Element data from apps and pages
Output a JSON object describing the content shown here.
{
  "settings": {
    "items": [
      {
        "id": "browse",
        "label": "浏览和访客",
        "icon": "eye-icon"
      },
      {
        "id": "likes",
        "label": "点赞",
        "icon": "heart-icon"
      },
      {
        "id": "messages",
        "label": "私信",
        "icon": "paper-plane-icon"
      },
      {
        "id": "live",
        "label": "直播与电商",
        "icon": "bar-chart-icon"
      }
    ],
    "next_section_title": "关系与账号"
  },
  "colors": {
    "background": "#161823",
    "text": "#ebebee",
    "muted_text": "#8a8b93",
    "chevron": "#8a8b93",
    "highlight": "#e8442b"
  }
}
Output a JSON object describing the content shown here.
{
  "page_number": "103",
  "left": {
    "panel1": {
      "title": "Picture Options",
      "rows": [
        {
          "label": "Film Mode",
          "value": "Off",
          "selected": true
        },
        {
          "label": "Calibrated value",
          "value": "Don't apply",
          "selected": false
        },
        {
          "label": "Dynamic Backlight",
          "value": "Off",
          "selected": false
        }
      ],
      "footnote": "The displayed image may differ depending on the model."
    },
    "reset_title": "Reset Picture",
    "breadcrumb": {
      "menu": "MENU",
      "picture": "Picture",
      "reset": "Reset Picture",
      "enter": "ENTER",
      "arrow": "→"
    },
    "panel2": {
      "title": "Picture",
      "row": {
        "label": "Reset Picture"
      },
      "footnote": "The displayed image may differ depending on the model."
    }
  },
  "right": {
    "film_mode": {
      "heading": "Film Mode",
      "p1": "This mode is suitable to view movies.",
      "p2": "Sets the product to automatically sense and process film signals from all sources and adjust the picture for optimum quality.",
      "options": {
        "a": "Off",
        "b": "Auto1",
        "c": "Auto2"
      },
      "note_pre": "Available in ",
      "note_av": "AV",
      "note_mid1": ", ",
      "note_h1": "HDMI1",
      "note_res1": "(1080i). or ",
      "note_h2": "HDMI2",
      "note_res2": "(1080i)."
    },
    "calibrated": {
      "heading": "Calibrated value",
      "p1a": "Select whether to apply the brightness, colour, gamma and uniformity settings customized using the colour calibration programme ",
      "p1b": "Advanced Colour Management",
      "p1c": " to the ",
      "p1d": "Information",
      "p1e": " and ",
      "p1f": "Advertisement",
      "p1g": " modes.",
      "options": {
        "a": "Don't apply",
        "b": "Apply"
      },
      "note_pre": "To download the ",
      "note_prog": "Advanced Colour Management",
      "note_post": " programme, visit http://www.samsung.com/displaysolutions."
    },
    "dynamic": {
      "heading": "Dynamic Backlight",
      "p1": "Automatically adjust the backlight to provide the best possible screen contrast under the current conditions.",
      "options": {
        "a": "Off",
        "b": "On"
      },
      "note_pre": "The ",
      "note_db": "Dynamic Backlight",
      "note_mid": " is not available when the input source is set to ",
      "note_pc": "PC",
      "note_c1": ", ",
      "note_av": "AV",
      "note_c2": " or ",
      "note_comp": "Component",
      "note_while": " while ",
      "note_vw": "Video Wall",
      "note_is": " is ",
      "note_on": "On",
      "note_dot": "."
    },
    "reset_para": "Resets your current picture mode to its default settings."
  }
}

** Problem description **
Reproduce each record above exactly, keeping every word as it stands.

** Written response **
Output a JSON object describing the content shown here.
{
  "settings": {
    "items": [
      {
        "id": "browse",
        "label": "浏览和访客",
        "icon": "eye-icon"
      },
      {
        "id": "likes",
        "label": "点赞",
        "icon": "heart-icon"
      },
      {
        "id": "messages",
        "label": "私信",
        "icon": "paper-plane-icon"
      },
      {
        "id": "live",
        "label": "直播与电商",
        "icon": "bar-chart-icon"
      }
    ],
    "next_section_title": "关系与账号"
  },
  "colors": {
    "background": "#161823",
    "text": "#ebebee",
    "muted_text": "#8a8b93",
    "chevron": "#8a8b93",
    "highlight": "#e8442b"
  }
}
Output a JSON object describing the content shown here.
{
  "page_number": "103",
  "left": {
    "panel1": {
      "title": "Picture Options",
      "rows": [
        {
          "label": "Film Mode",
          "value": "Off",
          "selected": true
        },
        {
          "label": "Calibrated value",
          "value": "Don't apply",
          "selected": false
        },
        {
          "label": "Dynamic Backlight",
          "value": "Off",
          "selected": false
        }
      ],
      "footnote": "The displayed image may differ depending on the model."
    },
    "reset_title": "Reset Picture",
    "breadcrumb": {
      "menu": "MENU",
      "picture": "Picture",
      "reset": "Reset Picture",
      "enter": "ENTER",
      "arrow": "→"
    },
    "panel2": {
      "title": "Picture",
      "row": {
        "label": "Reset Picture"
      },
      "footnote": "The displayed image may differ depending on the model."
    }
  },
  "right": {
    "film_mode": {
      "heading": "Film Mode",
      "p1": "This mode is suitable to view movies.",
      "p2": "Sets the product to automatically sense and process film signals from all sources and adjust the picture for optimum quality.",
      "options": {
        "a": "Off",
        "b": "Auto1",
        "c": "Auto2"
      },
      "note_pre": "Available in ",
      "note_av": "AV",
      "note_mid1": ", ",
      "note_h1": "HDMI1",
      "note_res1": "(1080i). or ",
      "note_h2": "HDMI2",
      "note_res2": "(1080i)."
    },
    "calibrated": {
      "heading": "Calibrated value",
      "p1a": "Select whether to apply the brightness, colour, gamma and uniformity settings customized using the colour calibration programme ",
      "p1b": "Advanced Colour Management",
      "p1c": " to the ",
      "p1d": "Information",
      "p1e": " and ",
      "p1f": "Advertisement",
      "p1g": " modes.",
      "options": {
        "a": "Don't apply",
        "b": "Apply"
      },
      "note_pre": "To download the ",
      "note_prog": "Advanced Colour Management",
      "note_post": " programme, visit http://www.samsung.com/displaysolutions."
    },
    "dynamic": {
      "heading": "Dynamic Backlight",
      "p1": "Automatically adjust the backlight to provide the best possible screen contrast under the current conditions.",
      "options": {
        "a": "Off",
        "b": "On"
      },
      "note_pre": "The ",
      "note_db": "Dynamic Backlight",
      "note_mid": " is not available when the input source is set to ",
      "note_pc": "PC",
      "note_c1": ", ",
      "note_av": "AV",
      "note_c2": " or ",
      "note_comp": "Component",
      "note_while": " while ",
      "note_vw": "Video Wall",
      "note_is": " is ",
      "note_on": "On",
      "note_dot": "."
    },
    "reset_para": "Resets your current picture mode to its default settings."
  }
}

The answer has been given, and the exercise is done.